ABOUT THIS TASK:
Which lines in the material below contain the word "Nubes"? Copy each of them.

::::::::

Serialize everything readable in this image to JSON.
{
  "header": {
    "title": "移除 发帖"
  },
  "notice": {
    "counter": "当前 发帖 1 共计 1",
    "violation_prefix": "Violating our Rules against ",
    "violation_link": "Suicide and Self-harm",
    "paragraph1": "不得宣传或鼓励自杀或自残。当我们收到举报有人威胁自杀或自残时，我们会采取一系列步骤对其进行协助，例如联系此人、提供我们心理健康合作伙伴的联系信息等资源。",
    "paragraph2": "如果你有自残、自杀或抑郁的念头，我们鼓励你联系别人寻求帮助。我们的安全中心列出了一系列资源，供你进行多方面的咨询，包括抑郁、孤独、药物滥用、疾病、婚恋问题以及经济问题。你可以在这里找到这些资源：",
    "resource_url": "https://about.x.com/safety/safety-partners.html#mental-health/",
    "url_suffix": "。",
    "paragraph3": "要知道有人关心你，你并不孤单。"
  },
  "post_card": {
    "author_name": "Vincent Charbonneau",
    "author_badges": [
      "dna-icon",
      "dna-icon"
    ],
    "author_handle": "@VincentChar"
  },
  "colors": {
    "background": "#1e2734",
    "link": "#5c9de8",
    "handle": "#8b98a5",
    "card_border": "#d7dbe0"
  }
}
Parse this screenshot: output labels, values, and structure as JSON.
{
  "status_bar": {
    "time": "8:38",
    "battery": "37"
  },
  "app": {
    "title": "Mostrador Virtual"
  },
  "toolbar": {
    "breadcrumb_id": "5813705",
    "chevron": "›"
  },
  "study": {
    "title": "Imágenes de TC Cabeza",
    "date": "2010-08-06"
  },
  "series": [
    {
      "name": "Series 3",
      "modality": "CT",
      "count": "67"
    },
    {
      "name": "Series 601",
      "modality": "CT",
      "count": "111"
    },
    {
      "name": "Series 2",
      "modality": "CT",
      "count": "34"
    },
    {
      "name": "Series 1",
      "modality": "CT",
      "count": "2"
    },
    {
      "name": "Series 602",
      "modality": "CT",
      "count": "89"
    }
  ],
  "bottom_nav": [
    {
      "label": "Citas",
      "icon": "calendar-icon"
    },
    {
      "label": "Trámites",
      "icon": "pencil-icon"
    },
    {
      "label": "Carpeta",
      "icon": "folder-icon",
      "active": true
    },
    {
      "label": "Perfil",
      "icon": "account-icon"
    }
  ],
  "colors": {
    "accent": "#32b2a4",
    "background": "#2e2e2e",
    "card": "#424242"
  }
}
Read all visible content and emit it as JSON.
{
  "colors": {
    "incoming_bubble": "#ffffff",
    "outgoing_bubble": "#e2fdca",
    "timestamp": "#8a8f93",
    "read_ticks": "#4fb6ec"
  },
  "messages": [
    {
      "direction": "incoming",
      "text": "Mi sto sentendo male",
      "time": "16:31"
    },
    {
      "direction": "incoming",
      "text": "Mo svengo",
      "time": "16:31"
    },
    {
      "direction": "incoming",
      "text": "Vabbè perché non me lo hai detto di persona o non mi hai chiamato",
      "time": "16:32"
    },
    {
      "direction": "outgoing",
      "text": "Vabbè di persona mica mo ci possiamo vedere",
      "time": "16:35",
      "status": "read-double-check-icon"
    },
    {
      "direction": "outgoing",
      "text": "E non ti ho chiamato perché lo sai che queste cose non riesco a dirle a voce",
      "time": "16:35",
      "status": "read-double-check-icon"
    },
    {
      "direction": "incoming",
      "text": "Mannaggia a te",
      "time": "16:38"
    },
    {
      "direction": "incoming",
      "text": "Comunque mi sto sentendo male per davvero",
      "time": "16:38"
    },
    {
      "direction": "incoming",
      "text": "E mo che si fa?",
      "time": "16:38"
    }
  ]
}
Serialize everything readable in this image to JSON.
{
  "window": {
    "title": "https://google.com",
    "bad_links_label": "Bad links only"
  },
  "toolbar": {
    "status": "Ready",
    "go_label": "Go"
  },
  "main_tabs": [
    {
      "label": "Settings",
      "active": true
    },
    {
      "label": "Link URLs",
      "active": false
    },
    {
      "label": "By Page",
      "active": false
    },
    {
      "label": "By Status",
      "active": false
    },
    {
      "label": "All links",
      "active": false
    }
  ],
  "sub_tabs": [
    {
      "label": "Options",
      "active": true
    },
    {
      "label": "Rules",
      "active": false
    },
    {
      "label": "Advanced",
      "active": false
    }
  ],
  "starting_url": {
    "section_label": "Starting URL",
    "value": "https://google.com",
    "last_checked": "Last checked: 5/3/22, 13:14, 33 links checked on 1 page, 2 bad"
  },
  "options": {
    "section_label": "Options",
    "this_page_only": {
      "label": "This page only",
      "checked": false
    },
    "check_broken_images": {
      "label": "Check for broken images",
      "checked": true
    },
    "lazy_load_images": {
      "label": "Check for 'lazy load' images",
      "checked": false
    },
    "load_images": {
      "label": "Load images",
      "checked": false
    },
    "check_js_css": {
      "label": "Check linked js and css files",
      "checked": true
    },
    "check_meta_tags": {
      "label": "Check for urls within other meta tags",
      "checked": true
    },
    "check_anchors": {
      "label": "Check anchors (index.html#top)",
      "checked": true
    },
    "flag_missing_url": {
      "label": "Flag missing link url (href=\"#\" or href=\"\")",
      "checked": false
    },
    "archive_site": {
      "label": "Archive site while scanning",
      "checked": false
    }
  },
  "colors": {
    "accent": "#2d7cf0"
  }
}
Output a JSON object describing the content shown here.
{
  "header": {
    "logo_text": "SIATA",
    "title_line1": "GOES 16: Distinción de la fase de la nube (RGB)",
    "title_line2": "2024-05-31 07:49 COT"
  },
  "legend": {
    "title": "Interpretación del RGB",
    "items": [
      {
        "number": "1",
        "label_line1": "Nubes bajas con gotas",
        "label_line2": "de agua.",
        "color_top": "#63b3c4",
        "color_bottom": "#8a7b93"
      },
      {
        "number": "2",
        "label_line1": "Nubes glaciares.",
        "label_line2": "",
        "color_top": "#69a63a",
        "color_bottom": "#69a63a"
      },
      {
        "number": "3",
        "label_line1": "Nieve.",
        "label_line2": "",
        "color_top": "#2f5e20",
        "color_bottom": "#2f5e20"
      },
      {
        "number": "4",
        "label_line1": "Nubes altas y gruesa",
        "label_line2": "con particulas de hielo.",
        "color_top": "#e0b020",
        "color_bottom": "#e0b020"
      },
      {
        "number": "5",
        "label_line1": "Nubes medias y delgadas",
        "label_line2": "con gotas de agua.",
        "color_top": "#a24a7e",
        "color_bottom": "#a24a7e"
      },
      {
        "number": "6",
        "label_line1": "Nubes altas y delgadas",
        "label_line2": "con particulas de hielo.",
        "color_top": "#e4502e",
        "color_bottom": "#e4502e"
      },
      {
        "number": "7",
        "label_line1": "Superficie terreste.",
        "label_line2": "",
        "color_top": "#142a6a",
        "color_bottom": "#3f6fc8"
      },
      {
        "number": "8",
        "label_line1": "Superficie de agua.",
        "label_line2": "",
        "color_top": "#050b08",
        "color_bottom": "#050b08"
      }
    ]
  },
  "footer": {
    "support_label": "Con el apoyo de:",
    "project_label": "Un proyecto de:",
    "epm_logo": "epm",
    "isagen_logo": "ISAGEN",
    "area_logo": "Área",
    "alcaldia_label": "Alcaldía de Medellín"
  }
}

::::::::

RESULT OF THE TASK:
        "label_line1": "Nubes bajas con gotas",
        "label_line1": "Nubes glaciares.",
        "label_line1": "Nubes altas y gruesa",
        "label_line1": "Nubes medias y delgadas",
        "label_line1": "Nubes altas y delgadas",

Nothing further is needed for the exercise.